Horse racing at Newmarket is definitely something Suffolk is famous for - Credit: Archant

When you speak to people that don't live in Suffolk they have often heard of Newmarket races - the home of British horseracing and the national stud. 

Newmarket Racecourse is made up of two courses: the July Course and the Rowley Mile. 

The Rowley Mile course is said to be the longest straight in horseracing. 

8) Sudbury and the stars and stripes 

Closeup of ruffled American flag

Closeup of ruffled American flag - Credit: Getty Images/iStockphoto

It is believed that bunting made in the market town of Sudbury in Suffolk was used to create one of the first ever stars and stripes flags. 

According to the Sudbury Society, a flag-maker called Mary Pickersgill in Baltimore was ordered to make a  30 x 42-feet flag for Fort McHenry in 1814. 

It is believed Mary made the huge flag from Sudbury bunting that arrived in the US on a cargo ship - despite the country being at war with the UK at the time. 

9) Suffolk Punch 

Tracey Pettitt with Tilly and foal Prince Philip. A Suffolk Punch foal has been born at The Suffolk

Tracey Pettitt from the Suffolk Punch Trust with Tilly and foal Prince Philip - Credit: CHARLOTTE BOND

Suffolk is lucky to have two special breeds of animal named after the county. 

The majestic Suffolk Punch horse, and the Suffolk Sheep which has distinctive black face markings. 

A newly-born Suffolk Punch foal has been named after the late Duke of Edinburgh, Prince Philip. 

Bull at Long Melford 

Suffolk has had many famous visitors over the years but you might not know that one of the Beatles had a cosy night away at the Bull in Long Melford. 

The historic hotel are very proud that John Lennon and Yoko Ono stayed there in the bridal suite! 

The birthplace of Harry Potter 

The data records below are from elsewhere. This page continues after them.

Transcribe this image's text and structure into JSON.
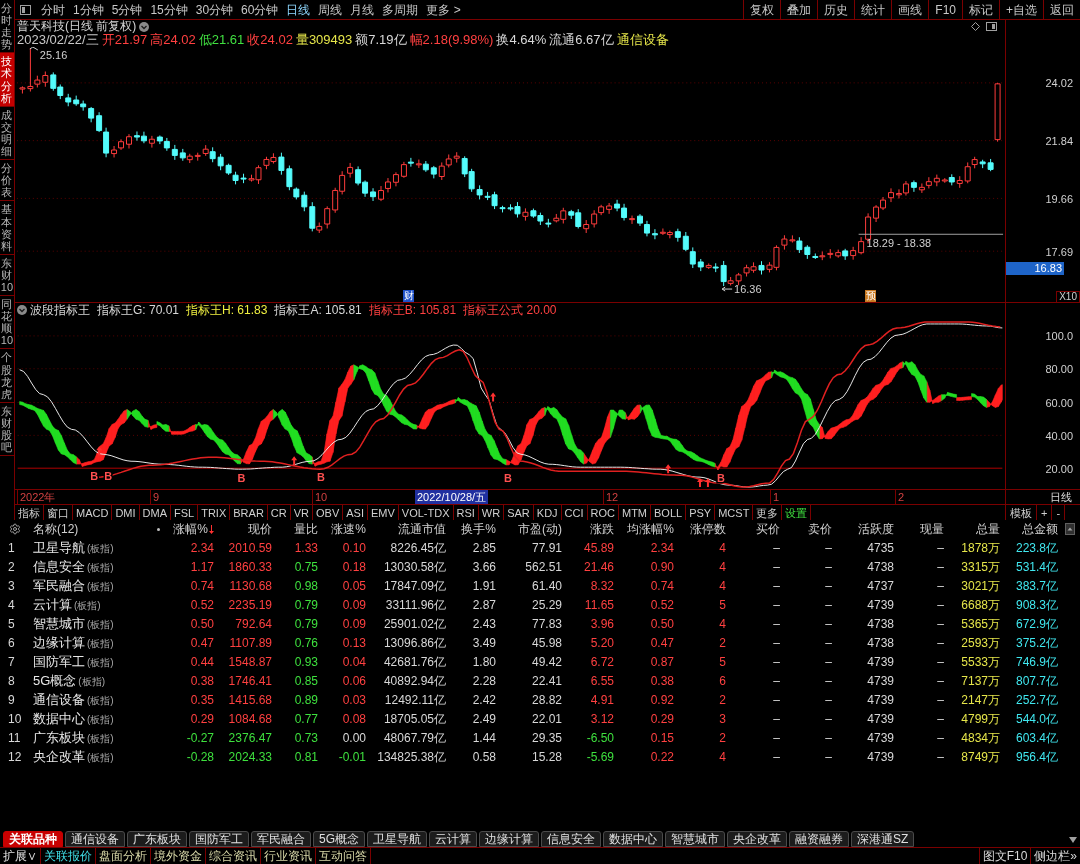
{
  "sidebar": {
    "tabs": [
      {
        "label": "分时走势",
        "selected": false
      },
      {
        "label": "技术分析",
        "selected": true
      },
      {
        "label": "成交明细",
        "selected": false
      },
      {
        "label": "分价表",
        "selected": false
      },
      {
        "label": "基本资料",
        "selected": false
      },
      {
        "label": "东财10",
        "selected": false
      },
      {
        "label": "同花顺10",
        "selected": false
      },
      {
        "label": "个股龙虎",
        "selected": false
      },
      {
        "label": "东财股吧",
        "selected": false
      }
    ]
  },
  "toolbar": {
    "periods": [
      {
        "label": "分时",
        "selected": false
      },
      {
        "label": "1分钟",
        "selected": false
      },
      {
        "label": "5分钟",
        "selected": false
      },
      {
        "label": "15分钟",
        "selected": false
      },
      {
        "label": "30分钟",
        "selected": false
      },
      {
        "label": "60分钟",
        "selected": false
      },
      {
        "label": "日线",
        "selected": true
      },
      {
        "label": "周线",
        "selected": false
      },
      {
        "label": "月线",
        "selected": false
      },
      {
        "label": "多周期",
        "selected": false
      },
      {
        "label": "更多 >",
        "selected": false
      }
    ],
    "actions": [
      "复权",
      "叠加",
      "历史",
      "统计",
      "画线",
      "F10",
      "标记",
      "+自选",
      "返回"
    ]
  },
  "price_chart": {
    "title": "普天科技(日线 前复权)",
    "date": "2023/02/22/三",
    "quote": [
      {
        "text": "开21.97",
        "color": "#ff4040"
      },
      {
        "text": "高24.02",
        "color": "#ff4040"
      },
      {
        "text": "低21.61",
        "color": "#40e040"
      },
      {
        "text": "收24.02",
        "color": "#ff4040"
      },
      {
        "text": "量309493",
        "color": "#e6e64a"
      },
      {
        "text": "额7.19亿",
        "color": "#d8d8d8"
      },
      {
        "text": "幅2.18(9.98%)",
        "color": "#ff4040"
      },
      {
        "text": "换4.64%",
        "color": "#d8d8d8"
      },
      {
        "text": "流通6.67亿",
        "color": "#d8d8d8"
      },
      {
        "text": "通信设备",
        "color": "#e6e64a"
      }
    ],
    "axis_labels": [
      "24.02",
      "21.84",
      "19.66",
      "17.69"
    ],
    "marker_price": "16.83",
    "scale": "X10",
    "high_label": "25.16",
    "low_label": "16.36",
    "range_label": "18.29 - 18.38",
    "events": [
      {
        "label": "财",
        "kind": "finance"
      },
      {
        "label": "预",
        "kind": "forecast"
      }
    ]
  },
  "indicator": {
    "name": "波段指标王",
    "values": [
      {
        "text": "指标王G: 70.01",
        "color": "#d8d8d8"
      },
      {
        "text": "指标王H: 61.83",
        "color": "#f0f040"
      },
      {
        "text": "指标王A: 105.81",
        "color": "#d8d8d8"
      },
      {
        "text": "指标王B: 105.81",
        "color": "#ff4040"
      },
      {
        "text": "指标王公式 20.00",
        "color": "#ff4040"
      }
    ],
    "axis_labels": [
      "100.0",
      "80.00",
      "60.00",
      "40.00",
      "20.00"
    ],
    "signals": [
      "B",
      "B",
      "B",
      "B",
      "B",
      "B"
    ]
  },
  "date_axis": {
    "ticks": [
      "2022年",
      "9",
      "10",
      "12",
      "1",
      "2"
    ],
    "cursor_date": "2022/10/28/五",
    "period": "日线"
  },
  "indicator_bar": {
    "items": [
      "指标",
      "窗口",
      "MACD",
      "DMI",
      "DMA",
      "FSL",
      "TRIX",
      "BRAR",
      "CR",
      "VR",
      "OBV",
      "ASI",
      "EMV",
      "VOL-TDX",
      "RSI",
      "WR",
      "SAR",
      "KDJ",
      "CCI",
      "ROC",
      "MTM",
      "BOLL",
      "PSY",
      "MCST",
      "更多"
    ],
    "settings": "设置",
    "tools": [
      "模板",
      "+",
      "-"
    ]
  },
  "table": {
    "name_header": "名称(12)",
    "columns": [
      {
        "label": "涨幅%",
        "sorted": true
      },
      {
        "label": "现价",
        "sorted": false
      },
      {
        "label": "量比",
        "sorted": false
      },
      {
        "label": "涨速%",
        "sorted": false
      },
      {
        "label": "流通市值",
        "sorted": false
      },
      {
        "label": "换手%",
        "sorted": false
      },
      {
        "label": "市盈(动)",
        "sorted": false
      },
      {
        "label": "涨跌",
        "sorted": false
      },
      {
        "label": "均涨幅%",
        "sorted": false
      },
      {
        "label": "涨停数",
        "sorted": false
      },
      {
        "label": "买价",
        "sorted": false
      },
      {
        "label": "卖价",
        "sorted": false
      },
      {
        "label": "活跃度",
        "sorted": false
      },
      {
        "label": "现量",
        "sorted": false
      },
      {
        "label": "总量",
        "sorted": false
      },
      {
        "label": "总金额",
        "sorted": false
      }
    ],
    "rows": [
      {
        "no": "1",
        "name": "卫星导航",
        "tag": "(板指)",
        "rising": true,
        "vol_ratio_high": true,
        "speed_rising": true,
        "speed_falling": false,
        "cells": [
          "2.34",
          "2010.59",
          "1.33",
          "0.10",
          "8226.45亿",
          "2.85",
          "77.91",
          "45.89",
          "2.34",
          "4",
          "–",
          "–",
          "4735",
          "–",
          "1878万",
          "223.8亿"
        ]
      },
      {
        "no": "2",
        "name": "信息安全",
        "tag": "(板指)",
        "rising": true,
        "vol_ratio_high": false,
        "speed_rising": true,
        "speed_falling": false,
        "cells": [
          "1.17",
          "1860.33",
          "0.75",
          "0.18",
          "13030.58亿",
          "3.66",
          "562.51",
          "21.46",
          "0.90",
          "4",
          "–",
          "–",
          "4738",
          "–",
          "3315万",
          "531.4亿"
        ]
      },
      {
        "no": "3",
        "name": "军民融合",
        "tag": "(板指)",
        "rising": true,
        "vol_ratio_high": false,
        "speed_rising": true,
        "speed_falling": false,
        "cells": [
          "0.74",
          "1130.68",
          "0.98",
          "0.05",
          "17847.09亿",
          "1.91",
          "61.40",
          "8.32",
          "0.74",
          "4",
          "–",
          "–",
          "4737",
          "–",
          "3021万",
          "383.7亿"
        ]
      },
      {
        "no": "4",
        "name": "云计算",
        "tag": "(板指)",
        "rising": true,
        "vol_ratio_high": false,
        "speed_rising": true,
        "speed_falling": false,
        "cells": [
          "0.52",
          "2235.19",
          "0.79",
          "0.09",
          "33111.96亿",
          "2.87",
          "25.29",
          "11.65",
          "0.52",
          "5",
          "–",
          "–",
          "4739",
          "–",
          "6688万",
          "908.3亿"
        ]
      },
      {
        "no": "5",
        "name": "智慧城市",
        "tag": "(板指)",
        "rising": true,
        "vol_ratio_high": false,
        "speed_rising": true,
        "speed_falling": false,
        "cells": [
          "0.50",
          "792.64",
          "0.79",
          "0.09",
          "25901.02亿",
          "2.43",
          "77.83",
          "3.96",
          "0.50",
          "4",
          "–",
          "–",
          "4738",
          "–",
          "5365万",
          "672.9亿"
        ]
      },
      {
        "no": "6",
        "name": "边缘计算",
        "tag": "(板指)",
        "rising": true,
        "vol_ratio_high": false,
        "speed_rising": true,
        "speed_falling": false,
        "cells": [
          "0.47",
          "1107.89",
          "0.76",
          "0.13",
          "13096.86亿",
          "3.49",
          "45.98",
          "5.20",
          "0.47",
          "2",
          "–",
          "–",
          "4738",
          "–",
          "2593万",
          "375.2亿"
        ]
      },
      {
        "no": "7",
        "name": "国防军工",
        "tag": "(板指)",
        "rising": true,
        "vol_ratio_high": false,
        "speed_rising": true,
        "speed_falling": false,
        "cells": [
          "0.44",
          "1548.87",
          "0.93",
          "0.04",
          "42681.76亿",
          "1.80",
          "49.42",
          "6.72",
          "0.87",
          "5",
          "–",
          "–",
          "4739",
          "–",
          "5533万",
          "746.9亿"
        ]
      },
      {
        "no": "8",
        "name": "5G概念",
        "tag": "(板指)",
        "rising": true,
        "vol_ratio_high": false,
        "speed_rising": true,
        "speed_falling": false,
        "cells": [
          "0.38",
          "1746.41",
          "0.85",
          "0.06",
          "40892.94亿",
          "2.28",
          "22.41",
          "6.55",
          "0.38",
          "6",
          "–",
          "–",
          "4739",
          "–",
          "7137万",
          "807.7亿"
        ]
      },
      {
        "no": "9",
        "name": "通信设备",
        "tag": "(板指)",
        "rising": true,
        "vol_ratio_high": false,
        "speed_rising": true,
        "speed_falling": false,
        "cells": [
          "0.35",
          "1415.68",
          "0.89",
          "0.03",
          "12492.11亿",
          "2.42",
          "28.82",
          "4.91",
          "0.92",
          "2",
          "–",
          "–",
          "4739",
          "–",
          "2147万",
          "252.7亿"
        ]
      },
      {
        "no": "10",
        "name": "数据中心",
        "tag": "(板指)",
        "rising": true,
        "vol_ratio_high": false,
        "speed_rising": true,
        "speed_falling": false,
        "cells": [
          "0.29",
          "1084.68",
          "0.77",
          "0.08",
          "18705.05亿",
          "2.49",
          "22.01",
          "3.12",
          "0.29",
          "3",
          "–",
          "–",
          "4739",
          "–",
          "4799万",
          "544.0亿"
        ]
      },
      {
        "no": "11",
        "name": "广东板块",
        "tag": "(板指)",
        "rising": false,
        "vol_ratio_high": false,
        "speed_rising": false,
        "speed_falling": false,
        "cells": [
          "-0.27",
          "2376.47",
          "0.73",
          "0.00",
          "48067.79亿",
          "1.44",
          "29.35",
          "-6.50",
          "0.15",
          "2",
          "–",
          "–",
          "4739",
          "–",
          "4834万",
          "603.4亿"
        ]
      },
      {
        "no": "12",
        "name": "央企改革",
        "tag": "(板指)",
        "rising": false,
        "vol_ratio_high": false,
        "speed_rising": false,
        "speed_falling": true,
        "cells": [
          "-0.28",
          "2024.33",
          "0.81",
          "-0.01",
          "134825.38亿",
          "0.58",
          "15.28",
          "-5.69",
          "0.22",
          "4",
          "–",
          "–",
          "4739",
          "–",
          "8749万",
          "956.4亿"
        ]
      }
    ]
  },
  "bottom_tabs": [
    {
      "label": "关联品种",
      "selected": true
    },
    {
      "label": "通信设备",
      "selected": false
    },
    {
      "label": "广东板块",
      "selected": false
    },
    {
      "label": "国防军工",
      "selected": false
    },
    {
      "label": "军民融合",
      "selected": false
    },
    {
      "label": "5G概念",
      "selected": false
    },
    {
      "label": "卫星导航",
      "selected": false
    },
    {
      "label": "云计算",
      "selected": false
    },
    {
      "label": "边缘计算",
      "selected": false
    },
    {
      "label": "信息安全",
      "selected": false
    },
    {
      "label": "数据中心",
      "selected": false
    },
    {
      "label": "智慧城市",
      "selected": false
    },
    {
      "label": "央企改革",
      "selected": false
    },
    {
      "label": "融资融券",
      "selected": false
    },
    {
      "label": "深港通SZ",
      "selected": false
    }
  ],
  "bottom_bar": {
    "expand": "扩展∨",
    "links": [
      {
        "label": "关联报价",
        "selected": true
      },
      {
        "label": "盘面分析",
        "selected": false
      },
      {
        "label": "境外资金",
        "selected": false
      },
      {
        "label": "综合资讯",
        "selected": false
      },
      {
        "label": "行业资讯",
        "selected": false
      },
      {
        "label": "互动问答",
        "selected": false
      }
    ],
    "actions": [
      "图文F10",
      "侧边栏»"
    ]
  }
}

Did you know the world's most famous wizard was born in Suffolk? 

Well not quite...

The stunning De Vere House in Lavenham was used as a film location in Harry Potter and the Deathly Hallows - it appeared as Godric's Hollow, the birthplace of Harry Potter. 

Did any of these Suffolk secrets surprise you? Let us know on the East Anglian Daily Times Facebook page.